Dr. Beverly Weinhold: Posted on Friday, February 01, 2013 10:09 PM
With the spawning and spiraling of new technologies in the nineties the hope was that the virtual world would enhance the real world. And it has. We’re able to connect at greater speed, lower cost and reach out to people all over the globe. But there’s concern. Some are questioning the toll its taking on relationships. Since so many would rather text than talk, technology can take the place of face to face communication. The net result is underdeveloped communication skills, no time for self-reflection and no ability to negotiate conflict and conciliate differences. Despite the downside, devices can be addictive making it difficult to disconnect. Kelly McGonigal, a psychologist from Stanford School of Medicine says she regularly talks with leaders at technology companies about these issues.
What underscores the seriousness of this concern is that top executives from Facebook, Twitter, Google and others (Silicon Valley Says Step Away From the Device, New York Times, July 23, 2012) are listening. Others too, are raising a red flag. In a review for the American Academy of Pediatrics experts said that “Facebook depression” is fast becoming a phenomenon. It surfaces when young people who spend a lot of time on social sites see themselves as shortchanged compared to their peer’s posts, pictures and friends. Add to that the upcoming Diagnostic and Statistical Manual of Mental Disorder’s (DSM V) is acknowledging “internet use disorder” as a potential mental health concern and we become more aware of the magnitude of the problem.
But I’m not surprised. I’m old enough to remember when talking on a cell phone in public was rude rather than the rule. But now iphones are common place in restaurants and even at face to face family meals. Alone together we stare down at our devices in cars, malls, corporate board rooms, churches and even funerals. What does this signal about our respect for people and our regard for friends? More to the point how does it shape relationships over time when we can’t look each other in the eye or see body language that social scientist Daniel Goldman (Emotional Intelligence) says comprises 90% of our communication?
According to MIT psychologist and author Sherry Turkle, we’re setting ourselves up for trouble. “Technology” she says, “gives the illusion of connecting without the demands of intimacy.” We’re opting for false intimacy over real time relationships that are messy and demanding. Because we want control without complication we clean them up with technology. So says Turkle, “we get to edit, we get to delete, we get to retouch, not too little not too much but just right.” If a relationship gets difficult we simply defriend.

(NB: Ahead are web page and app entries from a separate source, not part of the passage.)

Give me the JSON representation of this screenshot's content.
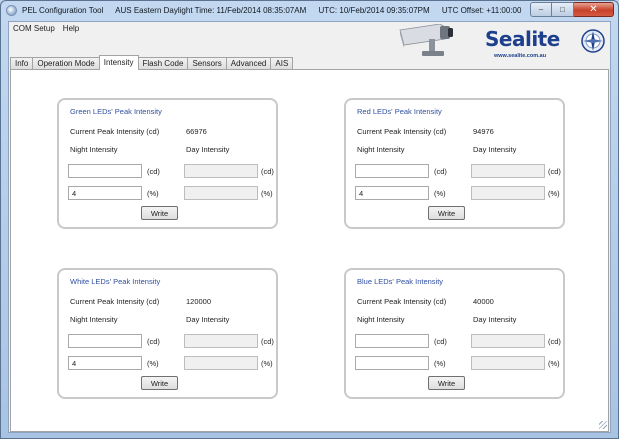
{
  "window": {
    "title_segments": [
      "PEL Configuration Tool",
      "AUS Eastern Daylight Time: 11/Feb/2014 08:35:07AM",
      "UTC: 10/Feb/2014 09:35:07PM",
      "UTC Offset: +11:00:00"
    ],
    "min_glyph": "–",
    "max_glyph": "□",
    "close_glyph": "✕"
  },
  "menu": {
    "items": [
      "COM Setup",
      "Help"
    ]
  },
  "logo": {
    "word": "Sealite",
    "url": "www.sealite.com.au"
  },
  "tabs": [
    "Info",
    "Operation Mode",
    "Intensity",
    "Flash Code",
    "Sensors",
    "Advanced",
    "AIS"
  ],
  "active_tab": "Intensity",
  "labels": {
    "current_peak": "Current Peak Intensity (cd)",
    "night": "Night Intensity",
    "day": "Day Intensity",
    "unit_cd": "(cd)",
    "unit_pct": "(%)",
    "write": "Write"
  },
  "groups": [
    {
      "title": "Green LEDs' Peak Intensity",
      "current_peak": "66976",
      "night_cd": "",
      "night_pct": "4"
    },
    {
      "title": "Red LEDs' Peak Intensity",
      "current_peak": "94976",
      "night_cd": "",
      "night_pct": "4"
    },
    {
      "title": "White LEDs' Peak Intensity",
      "current_peak": "120000",
      "night_cd": "",
      "night_pct": "4"
    },
    {
      "title": "Blue LEDs' Peak Intensity",
      "current_peak": "40000",
      "night_cd": "",
      "night_pct": ""
    }
  ],
  "colors": {
    "group_title": "#2f4f9f",
    "brand": "#1d3f8c"
  }
}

But the seduction of simplicity could cost us something. Not only can the constant use of technology shortchange our relationships, but it can compromise our capacity for self-reflection. For it’s the ability to stop, look and listen to others and ourselves that’s foundational to the formation of relationships...with others and ourselves. Realizing this risk tech firms offer counterweights to these compulsions with mindfulness, meditation and breathing exercises. Richard Fernandez, one of the leaders in the mindfulness movement said the benefits are “nothing less than everything” adding that if people can find the time to disconnect from their devices “they can have more intimate and authentic relationships with themselves and those we love in our communities.”
So if you’re texting more than talking here’s some helpful tips:
- slow down
- deep breathe
- savor the solitude
- listen to your limits
- look at others
- create sacred spaces at home/work for conversations
- practice being present
It’s not about getting rid of our devices Fernandez concludes, instead its “an internal compass where we’re able to balance the capabilities that technology offers us for work with the qualities of the lives we live off line. It’s about creating space...otherwise we can be swept away by our technologies.”